Learning Disabilities: A Multidisciplinary Journal Vol. 8, No. 2 (1997) pp. 75–87
Thirty-seven college students with learning disabilities were given a reading comprehension task under the following conditions: (1) using an optical character recognition/speech synthesis system; (2) having the text read aloud by a human reader; or ...
Speaking To Read: The Effects of Speech Recognition Technology on the Reading and Spelling Performance of Children with Learning Disabilities
Annals of Dyslexia Vol. 49 (1999) pp. 251–81
This study examined whether the use of speech recognition technology by elementary and secondary students with learning disabilities (N=20) would demonstrate improvements in reading and spelling. Comparison with a control group indicated that the...
Compensatory Effectiveness of Speech Recognition on the Written Composition Performance of Postsecondary Students with Learning Disabilities
Learning Disability Quarterly Vol. 18, No. 2 (1995) pp. 159–74
University students with learning disabilities (n=29) wrote essays either without assistance, using human transcribers, or using a speech recognition system. Students received significantly higher holistic scores using speech recognition than...
Speaking To Read: The Effects of Continuous vs. Discrete Speech Recognition Systems on the Reading and Spelling of Children with Learning Disabilities
Journal of Special Education Technology Vol. 15, No. 1 (2000) pp. 19–30
This article compared two speech recognition systems, discrete speech and continuous speech, for remedial reading and spelling with 52 students (ages 9-18) with learning disabilities.
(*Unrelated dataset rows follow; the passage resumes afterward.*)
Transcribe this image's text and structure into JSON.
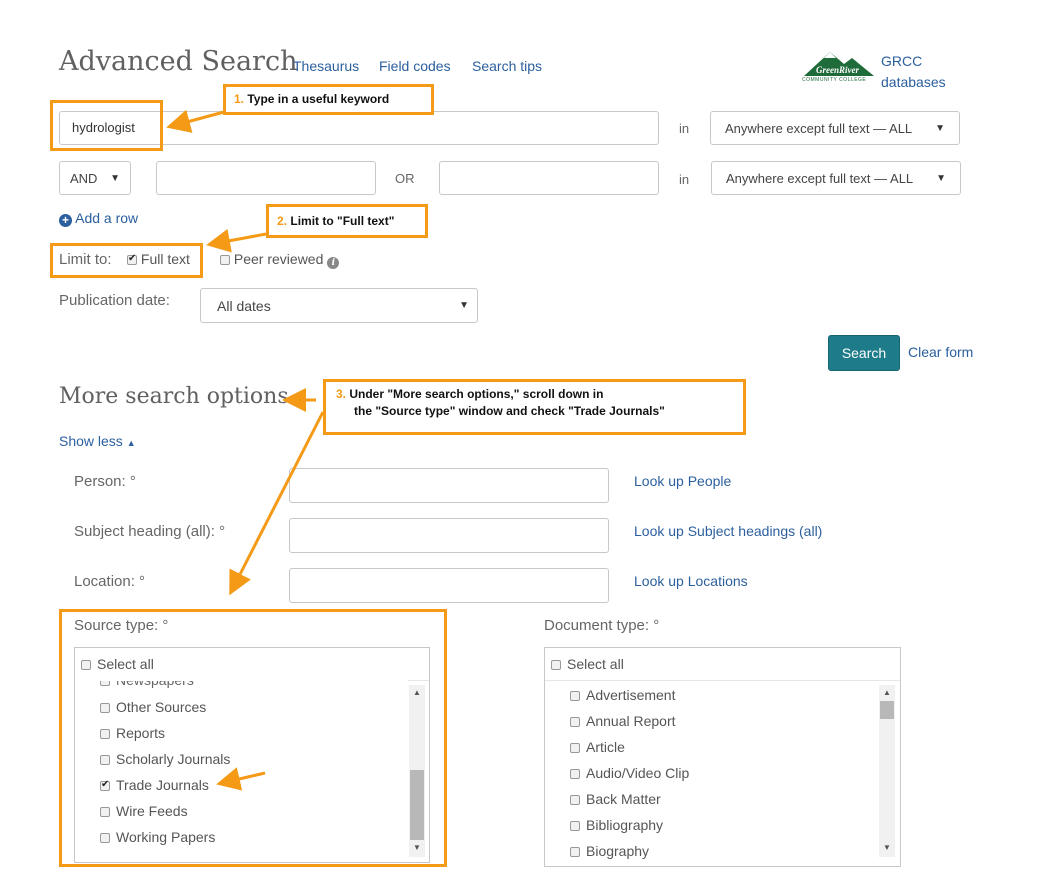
{
  "header": {
    "title": "Advanced Search",
    "links": [
      "Thesaurus",
      "Field codes",
      "Search tips"
    ],
    "logo_text": "GreenRiver",
    "logo_sub": "COMMUNITY COLLEGE",
    "db_link_line1": "GRCC",
    "db_link_line2": "databases"
  },
  "row1": {
    "keyword": "hydrologist",
    "in_label": "in",
    "field": "Anywhere except full text — ALL"
  },
  "row2": {
    "operator": "AND",
    "or_label": "OR",
    "in_label": "in",
    "field": "Anywhere except full text — ALL"
  },
  "add_row": "Add a row",
  "limit": {
    "label": "Limit to:",
    "full_text": "Full text",
    "full_text_checked": true,
    "peer_reviewed": "Peer reviewed",
    "peer_reviewed_checked": false
  },
  "pubdate": {
    "label": "Publication date:",
    "value": "All dates"
  },
  "buttons": {
    "search": "Search",
    "clear": "Clear form"
  },
  "more_options": {
    "title": "More search options",
    "show_less": "Show less"
  },
  "fields": [
    {
      "label": "Person: °",
      "lookup": "Look up People"
    },
    {
      "label": "Subject heading (all): °",
      "lookup": "Look up Subject headings (all)"
    },
    {
      "label": "Location: °",
      "lookup": "Look up Locations"
    }
  ],
  "source_type": {
    "label": "Source type: °",
    "select_all": "Select all",
    "partial_item": "Newspapers",
    "items": [
      {
        "label": "Other Sources",
        "checked": false
      },
      {
        "label": "Reports",
        "checked": false
      },
      {
        "label": "Scholarly Journals",
        "checked": false
      },
      {
        "label": "Trade Journals",
        "checked": true
      },
      {
        "label": "Wire Feeds",
        "checked": false
      },
      {
        "label": "Working Papers",
        "checked": false
      }
    ]
  },
  "document_type": {
    "label": "Document type: °",
    "select_all": "Select all",
    "items": [
      "Advertisement",
      "Annual Report",
      "Article",
      "Audio/Video Clip",
      "Back Matter",
      "Bibliography",
      "Biography"
    ]
  },
  "callouts": {
    "c1_num": "1.",
    "c1_text": "Type in a useful keyword",
    "c2_num": "2.",
    "c2_text": "Limit to \"Full text\"",
    "c3_num": "3.",
    "c3_line1": "Under \"More search options,\" scroll down in",
    "c3_line2": "the \"Source type\" window and check \"Trade Journals\""
  },
  "colors": {
    "accent_orange": "#f49a16",
    "link_blue": "#2b5f9e",
    "search_teal": "#1e7b8a",
    "logo_green": "#1f6b3a"
  }
}
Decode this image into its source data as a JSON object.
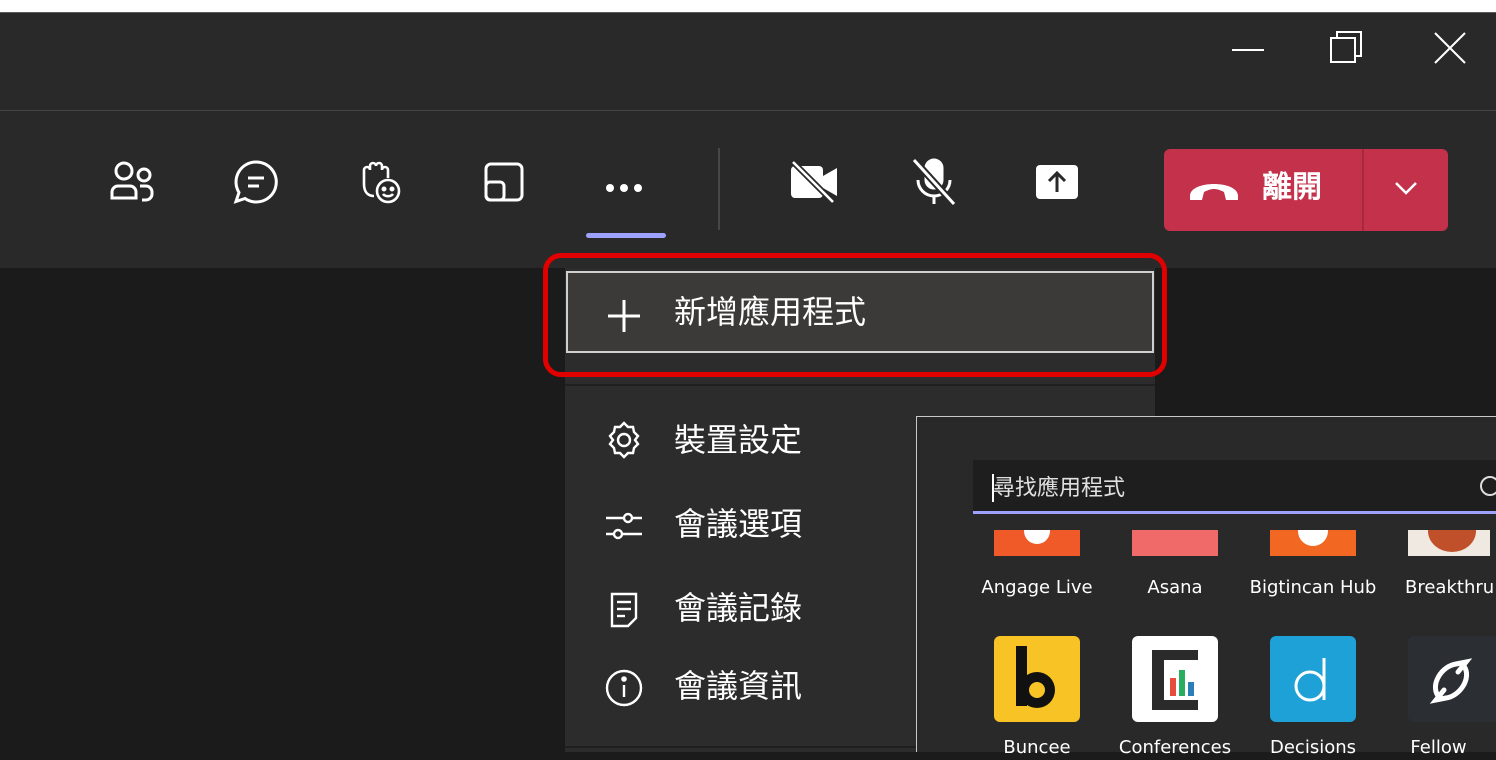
{
  "window": {
    "minimize_icon": "minimize-icon",
    "maximize_icon": "maximize-icon",
    "close_icon": "close-icon"
  },
  "toolbar": {
    "people_icon": "people-icon",
    "chat_icon": "chat-icon",
    "reactions_icon": "raise-hand-icon",
    "rooms_icon": "breakout-rooms-icon",
    "more_icon": "more-icon",
    "camera_icon": "camera-off-icon",
    "mic_icon": "mic-off-icon",
    "share_icon": "share-icon",
    "leave": {
      "label": "離開",
      "icon": "phone-hangup-icon",
      "color": "#c4314b"
    }
  },
  "menu": {
    "add_app": {
      "label": "新增應用程式",
      "icon": "plus-icon"
    },
    "items": [
      {
        "label": "裝置設定",
        "icon": "gear-icon"
      },
      {
        "label": "會議選項",
        "icon": "sliders-icon"
      },
      {
        "label": "會議記錄",
        "icon": "notes-icon"
      },
      {
        "label": "會議資訊",
        "icon": "info-icon"
      }
    ]
  },
  "apps": {
    "search_placeholder": "尋找應用程式",
    "row1": [
      {
        "name": "Angage Live",
        "color": "#f05a28"
      },
      {
        "name": "Asana",
        "color": "#f06a6a"
      },
      {
        "name": "Bigtincan Hub",
        "color": "#f26722"
      },
      {
        "name": "Breakthru",
        "color": "#e8e0d8"
      }
    ],
    "row2": [
      {
        "name": "Buncee",
        "color": "#f7c325"
      },
      {
        "name": "Conferences",
        "color": "#ffffff"
      },
      {
        "name": "Decisions",
        "color": "#1da1d6"
      },
      {
        "name": "Fellow",
        "color": "#2b2f33"
      }
    ]
  }
}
Both discrete and continuous speech groups showed significant...
The Compensatory Effectiveness of the Quicktionary Reading Pen II on the Reading Comprehension of Students with Learning Disabilities
Journal of Special Education Technology Vol. 20, No. 1 (2005) pp. 31–40
The study investigated the compensatory effectiveness of the Quicktionary Reading Pen II (the Reading Pen), a portable device with miniaturized optical character recognition and speech synthesis capabilities. Thirty participants with reading...
Assistive Technology for Postsecondary Students with Learning Disabilities: From Research to Practice
Annals of Dyslexia Vol. 45 (1995) pp. 123–42
This paper describes a support services program for students with learning disabilities at California State University (Northridge) that utilized clinical and controlled research for prescription of services and compensatory strategies, including...
Speech Recognition-based and Automaticity Programs to Help Students with Severe Reading and Spelling Problems
Annals of Dyslexia Vol. 54, No. 2 (December 2004) pp. 365–392
This study was conducted to assess the effectiveness of two programs developed by the Frostig Center Research Department to improve the reading and spelling of students with learning disabilities (LD): a computer Speech Recognition-based Program ...
Learning Disability Quarterly Vol. 29, No. 4 (2006) pp. 253–268
This study examined children's presentations of the "LD experience" as expressed in online messages on a public website designed for children with learning and attention problems. Earlier research has demonstrated that children view the Internet as...
Mothers' Voices on the Internet: Stress, Support and Perceptions of Mothers of Children with Learning Disabilities and Attention Deficit/Hyperactivity Disorder
Learning Disabilities: A Multidisciplinary Journal Vol. 16, No. 1 (2010) pp. 3–14
The goal of this study was to explore maternal stressors, needs, supports, perceptions, and self-identity as expressed by mothers of children with learning disabilities and/or attention deficit/ hyperactivity disorder (ADHD) in electronic messages...
Learning Disabilities: A Multidisciplinary Journal Vol. 9, No. 2 (1998) pp. 47–56
A study investigated the effects of integrating assistive technology into the homes of 13 children with learning disabilities (ages 9-16). All placements were judged to have had positive effects on children and/or their families. Eight placements...